Every year, right around November, there’s one to two Christmas related movies that burst in to theaters. They’re usually not very good, existing instead to make a quick buck Other times they’re used as a diversion, for those wanting a break from their family. That dearth of quality releases, has kept part of the movie going public safely at home, where they can watch any number of classics. Yet, after a while those offerings become stale. You know them by hard and long for something new or at least unseen by most in North America. Behold, the trailer for Dial Code Santa Claus.
You probably have several questions. That’s to be expected when faced with greatness, such as this instance above. Yes, that is a Bonnie Tyler Christmas song (that also plays over the end credits). Yes, that child has one of the most glorious mullets ever to grace the silver screen. Believe me when I tell you, this film has everything. A killer homeless Santa Claus. A bobby trapped house that was partially rigged before Santa came knocking. Reckless child endangerment. More laughs than you know what to do with. It’s guaranteed to become part of your future holiday rotation.
Here’s the official synopsis for this wonderful film:
Thomas is a typical 1980s kid: he loves Rambo, computers, role-playing games and his dog. While mom’s away at the office on Xmas Eve, Thomas and his grandfather are left home alone — perfect timing for a disgruntled, perverted, bloodthirsty Santa Claus to raid the home down the chimney. But Hell hath no fury like a mulleted ten-year-old with an arsenal of toys!
Made all the way back in 1989, Dial Code Santa Claus plays like a horror version of Home Alone. A film that took the world by storm just a year later. Which is probably why it languished in obscurity, at least in the US, for almost three decades. Unless you were an enterprising sort who collected bootleg VHS tapes. It had it’s North American premiere, in September at Fantastic Fest, where I happened to catch it and can attest it is ridiculously over the top and and so much fun.
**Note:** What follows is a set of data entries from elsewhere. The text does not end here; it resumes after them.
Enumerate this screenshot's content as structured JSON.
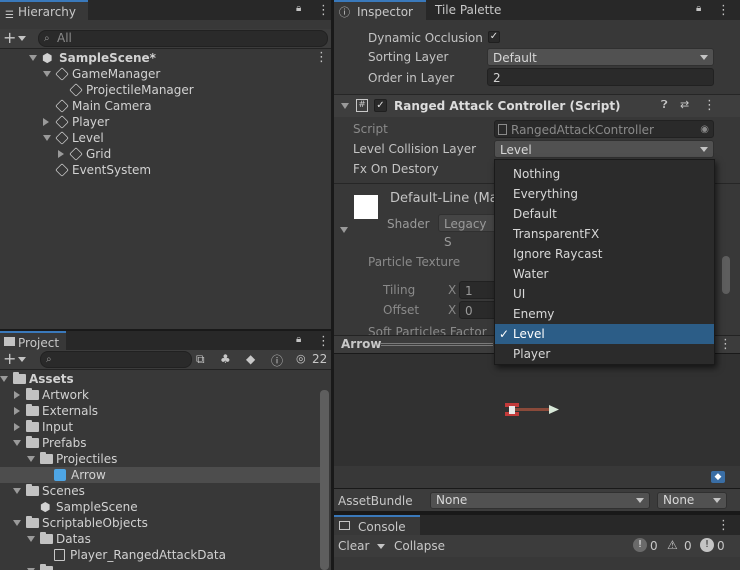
{
  "hierarchy": {
    "tab_label": "Hierarchy",
    "search_placeholder": "All",
    "scene_name": "SampleScene*",
    "items": [
      {
        "label": "GameManager"
      },
      {
        "label": "ProjectileManager"
      },
      {
        "label": "Main Camera"
      },
      {
        "label": "Player"
      },
      {
        "label": "Level"
      },
      {
        "label": "Grid"
      },
      {
        "label": "EventSystem"
      }
    ]
  },
  "project": {
    "tab_label": "Project",
    "hidden_count": "22",
    "tree": [
      {
        "label": "Assets"
      },
      {
        "label": "Artwork"
      },
      {
        "label": "Externals"
      },
      {
        "label": "Input"
      },
      {
        "label": "Prefabs"
      },
      {
        "label": "Projectiles"
      },
      {
        "label": "Arrow"
      },
      {
        "label": "Scenes"
      },
      {
        "label": "SampleScene"
      },
      {
        "label": "ScriptableObjects"
      },
      {
        "label": "Datas"
      },
      {
        "label": "Player_RangedAttackData"
      }
    ]
  },
  "inspector": {
    "tabs": [
      {
        "label": "Inspector"
      },
      {
        "label": "Tile Palette"
      }
    ],
    "dynamic_occlusion_label": "Dynamic Occlusion",
    "sorting_layer_label": "Sorting Layer",
    "sorting_layer_value": "Default",
    "order_in_layer_label": "Order in Layer",
    "order_in_layer_value": "2",
    "component_title": "Ranged Attack Controller (Script)",
    "script_label": "Script",
    "script_value": "RangedAttackController",
    "level_collision_label": "Level Collision Layer",
    "level_collision_value": "Level",
    "fx_label": "Fx On Destory",
    "material_name": "Default-Line (Ma",
    "shader_label": "Shader",
    "shader_value": "Legacy S",
    "particle_texture_label": "Particle Texture",
    "tiling_label": "Tiling",
    "offset_label": "Offset",
    "x_label": "X",
    "tiling_x": "1",
    "offset_x": "0",
    "soft_particles_label": "Soft Particles Factor"
  },
  "layer_menu": {
    "items": [
      {
        "label": "Nothing",
        "selected": false
      },
      {
        "label": "Everything",
        "selected": false
      },
      {
        "label": "Default",
        "selected": false
      },
      {
        "label": "TransparentFX",
        "selected": false
      },
      {
        "label": "Ignore Raycast",
        "selected": false
      },
      {
        "label": "Water",
        "selected": false
      },
      {
        "label": "UI",
        "selected": false
      },
      {
        "label": "Enemy",
        "selected": false
      },
      {
        "label": "Level",
        "selected": true
      },
      {
        "label": "Player",
        "selected": false
      }
    ],
    "check_glyph": "✓"
  },
  "preview": {
    "title": "Arrow",
    "asset_bundle_label": "AssetBundle",
    "asset_bundle_value": "None",
    "variant_value": "None"
  },
  "console": {
    "tab_label": "Console",
    "clear_label": "Clear",
    "collapse_label": "Collapse",
    "info_count": "0",
    "warning_count": "0",
    "error_count": "0"
  },
  "colors": {
    "accent": "#3a79bb",
    "selection": "#2c5d87",
    "panel": "#383838"
  }
}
Obviously, what most people want to know, is how they can see this film. Thanks to a new 2k restoration from the fine folks at the American Genre Film Archive (AGFA), you won’t have to wait long. While a Blu-Ray release is slated for next year, people in select cities will get to ring in the holiday (and new year), with a special viewing. Check below for dates and locations.
12/19 (Egyptian – Los Angeles)
12/19 (Boston Underground Film Festival – Boston)
12/23 & 12/19 (Alamo Drafthouse Brooklyn – New York)
12/20 (Royal Cinema – Toronto)
12/21 (Alamo Drafthouse – Raleigh, NC)
12/22 (Suns Cinema – Washington D.C.)
12/23 (Frida Cinema – Santa Ana, CA)
12/24 (Alamo Drafthouse Ritz – Austin)
1/9 (Winnipeg Film Group – Winnipeg)
1/19 (Jacob Burns Film Center – Pleasantville, NY)
Mark your calendars accordingly, if it’s coming near you, or start saving for when it hits home video. This is one Christmas film you definitely don’t want to miss. For more information, check out the official website.